NOTE:Numbers after certain sentences indicate the photo being referred to.
On our second day out in the plains, we targeted the Plains, KS. area. We noticed a beautiful supercell firing near Meade, KS., so we quickly got into position to first see an amazing beaver's tail feeding into the updraft area.1. Not long after, a funnel formed about 11 miles to our NW,2. and a small vortice descended from the main funnel and touched down behind a line of trees.3. The tornado quickly became rain wrapped and eventually dissipated. As we kept ourselves in position to watch the updraft area, a brief and weak tornado formed to the SE of Meade, KS.4. After the tornado had dissipated, we kept in position to view the mesocyclone and RFD as storm kept advancing to the southeast.5. After getting road screwed and getting out of position, we ended up at what was probably the largest chaser convergence in history.6. The amount of chasers conglomerated in this one place was staggering.
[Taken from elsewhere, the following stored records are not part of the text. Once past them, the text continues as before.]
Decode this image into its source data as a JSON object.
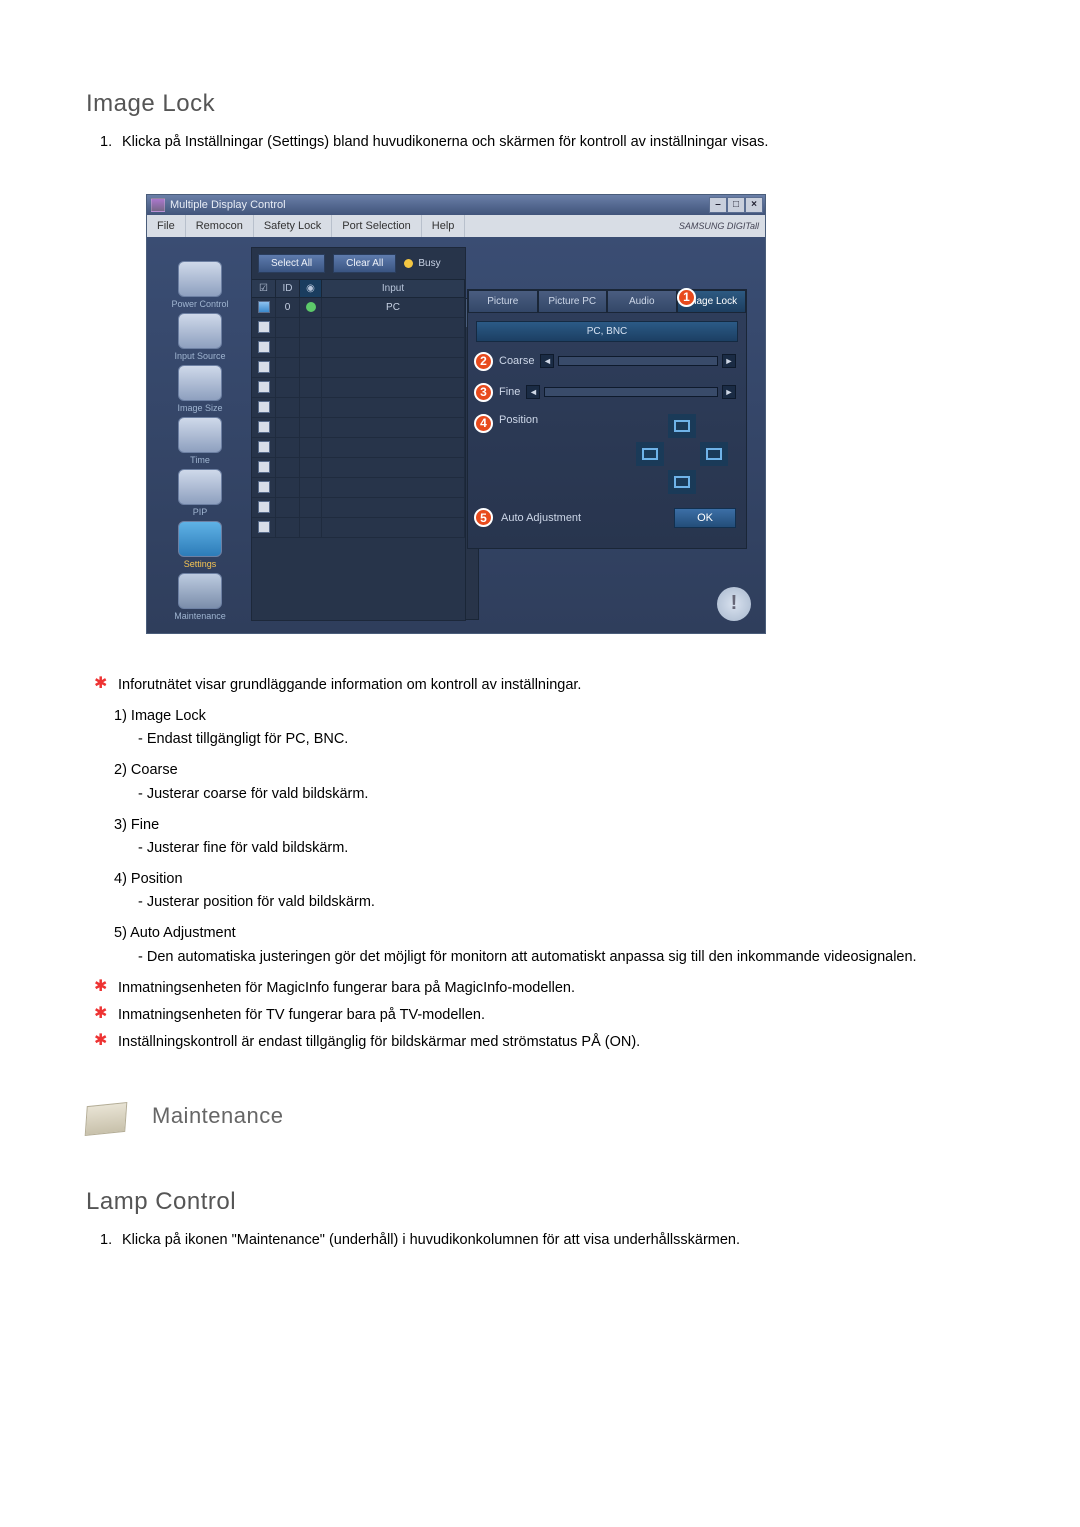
{
  "section1_title": "Image Lock",
  "section1_step1": "Klicka på Inställningar (Settings) bland huvudikonerna och skärmen för kontroll av inställningar visas.",
  "win": {
    "title": "Multiple Display Control",
    "menu": {
      "file": "File",
      "remocon": "Remocon",
      "safety": "Safety Lock",
      "port": "Port Selection",
      "help": "Help"
    },
    "brand": "SAMSUNG DIGITall",
    "nav": {
      "power": "Power Control",
      "input": "Input Source",
      "image": "Image Size",
      "time": "Time",
      "pip": "PIP",
      "settings": "Settings",
      "maintenance": "Maintenance"
    },
    "toolbar": {
      "select_all": "Select All",
      "clear_all": "Clear All",
      "busy": "Busy"
    },
    "grid": {
      "h_id": "ID",
      "h_input": "Input",
      "row0_id": "0",
      "row0_input": "PC"
    },
    "panel": {
      "tab_picture": "Picture",
      "tab_picturepc": "Picture PC",
      "tab_audio": "Audio",
      "tab_imagelock": "Image Lock",
      "hdr": "PC, BNC",
      "coarse": "Coarse",
      "fine": "Fine",
      "position": "Position",
      "autoadj": "Auto Adjustment",
      "ok": "OK"
    }
  },
  "note_intro": "Inforutnätet visar grundläggande information om kontroll av inställningar.",
  "li1_h": "1)  Image Lock",
  "li1_d": "- Endast tillgängligt för PC, BNC.",
  "li2_h": "2)  Coarse",
  "li2_d": "- Justerar coarse för vald bildskärm.",
  "li3_h": "3)  Fine",
  "li3_d": "- Justerar fine för vald bildskärm.",
  "li4_h": "4)  Position",
  "li4_d": "- Justerar position för vald bildskärm.",
  "li5_h": "5)  Auto Adjustment",
  "li5_d": "Den automatiska justeringen gör det möjligt för monitorn att automatiskt anpassa sig till den inkommande videosignalen.",
  "note_magic": "Inmatningsenheten för MagicInfo fungerar bara på MagicInfo-modellen.",
  "note_tv": "Inmatningsenheten för TV fungerar bara på TV-modellen.",
  "note_on": "Inställningskontroll är endast tillgänglig för bildskärmar med strömstatus PÅ (ON).",
  "maintenance_title": "Maintenance",
  "section2_title": "Lamp Control",
  "section2_step1": "Klicka på ikonen \"Maintenance\" (underhåll) i huvudikonkolumnen för att visa underhållsskärmen."
}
As we made our way out of this mess, we headed west in order to view another supercell that had fired. The outflow from the Meade/Sitka storm was moving towards this storm, and we decided to get there before the outflow in order to see what would happen when the outflow encountered the storm. The storm was clearly rotating but didn't look to present a tornado threat.7. It was almost dark, so Kevin, Scott, and I decided to end the day's chase.
SE Meade, KS. Tornado video capture: Courtesy of Scott Blair